In fact, you can take an entire, pre-existing React app, change the import location of Component from react to strux on every class, and nothing will break (unless you're using replaceState, because that method is not supported on ES6 classes and will probably be removed from React in the future).

I believe this is the simplest possible user experience and, overall, you'll be taking less of a performance hit than you would if you were to use traditional react-redux instead.

Does Strux handle anything asynchronous?

Strux hooks into the asynchronous callback parameter of the setState method, making sure that you never end up with an old copy of a component state by accident. Beyond that, no. Strux is meant to do one thing well: plug your components together. So if you're looking for something else, you're on your own.

What is the full Strux API?

For the most part, we've already gone through it.

Strux exposes Component and store from its module. We've already talked about how Component works. And store is just your standard, run-of-the-mill Redux store that Strux is using behind the scenes. You likely won't ever need it.

Are there any other considerations to keep in mind?

Yep, here's a list for you:

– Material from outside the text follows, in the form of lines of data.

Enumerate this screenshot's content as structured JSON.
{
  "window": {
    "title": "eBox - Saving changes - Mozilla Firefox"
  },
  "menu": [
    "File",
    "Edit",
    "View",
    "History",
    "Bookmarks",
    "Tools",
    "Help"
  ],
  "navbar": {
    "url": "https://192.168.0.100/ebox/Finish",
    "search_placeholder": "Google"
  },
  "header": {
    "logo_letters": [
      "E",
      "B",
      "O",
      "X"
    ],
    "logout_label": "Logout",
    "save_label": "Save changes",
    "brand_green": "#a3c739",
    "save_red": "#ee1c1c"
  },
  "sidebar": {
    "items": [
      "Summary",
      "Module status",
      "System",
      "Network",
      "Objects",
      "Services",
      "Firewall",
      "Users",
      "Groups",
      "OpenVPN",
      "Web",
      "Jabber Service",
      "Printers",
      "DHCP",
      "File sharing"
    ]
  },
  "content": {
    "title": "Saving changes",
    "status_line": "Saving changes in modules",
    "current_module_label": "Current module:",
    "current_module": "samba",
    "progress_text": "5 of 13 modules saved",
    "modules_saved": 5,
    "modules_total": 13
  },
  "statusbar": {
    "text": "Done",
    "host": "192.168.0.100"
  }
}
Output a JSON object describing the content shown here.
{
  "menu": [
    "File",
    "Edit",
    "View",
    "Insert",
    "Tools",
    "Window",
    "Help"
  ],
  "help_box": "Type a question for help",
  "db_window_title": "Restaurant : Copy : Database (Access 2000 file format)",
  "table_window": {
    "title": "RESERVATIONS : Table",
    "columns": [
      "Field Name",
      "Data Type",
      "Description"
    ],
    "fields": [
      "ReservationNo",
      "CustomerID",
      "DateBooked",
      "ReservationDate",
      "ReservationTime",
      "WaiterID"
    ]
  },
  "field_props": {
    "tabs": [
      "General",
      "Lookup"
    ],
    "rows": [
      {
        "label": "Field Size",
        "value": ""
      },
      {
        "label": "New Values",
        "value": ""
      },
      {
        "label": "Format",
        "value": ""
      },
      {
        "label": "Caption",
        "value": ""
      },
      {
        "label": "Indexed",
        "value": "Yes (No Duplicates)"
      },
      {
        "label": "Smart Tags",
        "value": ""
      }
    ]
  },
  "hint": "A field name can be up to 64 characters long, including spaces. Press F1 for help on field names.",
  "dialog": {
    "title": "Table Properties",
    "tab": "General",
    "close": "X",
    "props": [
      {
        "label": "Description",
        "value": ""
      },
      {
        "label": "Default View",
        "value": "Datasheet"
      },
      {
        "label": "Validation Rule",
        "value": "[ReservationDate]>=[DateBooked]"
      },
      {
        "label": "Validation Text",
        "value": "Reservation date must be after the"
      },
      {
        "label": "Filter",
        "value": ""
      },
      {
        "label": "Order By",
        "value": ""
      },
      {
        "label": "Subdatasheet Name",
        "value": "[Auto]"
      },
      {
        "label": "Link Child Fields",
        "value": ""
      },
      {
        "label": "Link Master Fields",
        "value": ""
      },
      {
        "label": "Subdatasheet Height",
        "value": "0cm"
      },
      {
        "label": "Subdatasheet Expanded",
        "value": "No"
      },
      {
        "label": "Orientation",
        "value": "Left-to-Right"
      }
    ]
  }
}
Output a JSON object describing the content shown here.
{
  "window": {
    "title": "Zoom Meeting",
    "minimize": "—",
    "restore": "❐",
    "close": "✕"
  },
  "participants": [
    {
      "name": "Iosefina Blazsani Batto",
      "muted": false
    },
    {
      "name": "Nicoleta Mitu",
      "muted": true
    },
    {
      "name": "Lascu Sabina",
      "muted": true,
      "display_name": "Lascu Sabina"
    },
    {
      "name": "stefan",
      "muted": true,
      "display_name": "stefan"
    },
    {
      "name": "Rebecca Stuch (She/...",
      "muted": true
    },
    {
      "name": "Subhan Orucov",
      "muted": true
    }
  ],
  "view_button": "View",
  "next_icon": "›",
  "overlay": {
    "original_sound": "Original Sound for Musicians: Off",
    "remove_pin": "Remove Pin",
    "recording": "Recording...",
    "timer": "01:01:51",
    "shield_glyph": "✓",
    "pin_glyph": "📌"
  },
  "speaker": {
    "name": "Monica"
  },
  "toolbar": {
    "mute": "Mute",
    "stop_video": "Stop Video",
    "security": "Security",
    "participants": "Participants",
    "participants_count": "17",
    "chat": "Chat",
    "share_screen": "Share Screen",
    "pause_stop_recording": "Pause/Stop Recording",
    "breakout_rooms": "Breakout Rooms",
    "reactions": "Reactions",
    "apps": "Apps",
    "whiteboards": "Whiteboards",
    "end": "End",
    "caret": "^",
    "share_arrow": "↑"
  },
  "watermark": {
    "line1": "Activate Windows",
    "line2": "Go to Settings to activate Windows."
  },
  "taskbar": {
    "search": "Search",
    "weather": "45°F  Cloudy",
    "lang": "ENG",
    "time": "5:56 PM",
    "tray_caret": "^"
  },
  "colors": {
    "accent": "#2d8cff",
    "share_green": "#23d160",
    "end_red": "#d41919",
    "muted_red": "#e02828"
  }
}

  1. Strux implicitly uses Redux as a peer dependency so you'll need to include it in your dependencies. However, you will not need to manually import Redux and create your own store. If you do, your store will not play well with the Strux store.
  2. Strux implicitly uses Redux. In other words, react-redux will not play nicely with Strux. You'll need to pick one or the other.
  3. If you call this.state = ... inside of a component constructor for the purpose of setting up an initial state, Strux will not consider that initial state as something that should be communicated across components. It will wait until the state starts getting manipulated before it will start passing data around.

install

npm i strux

Downloadsweekly downloads

14

version

1.0.0

license

MIT

homepage

github.com

repository

Gitgithub

last publish

collaborators

  • avatar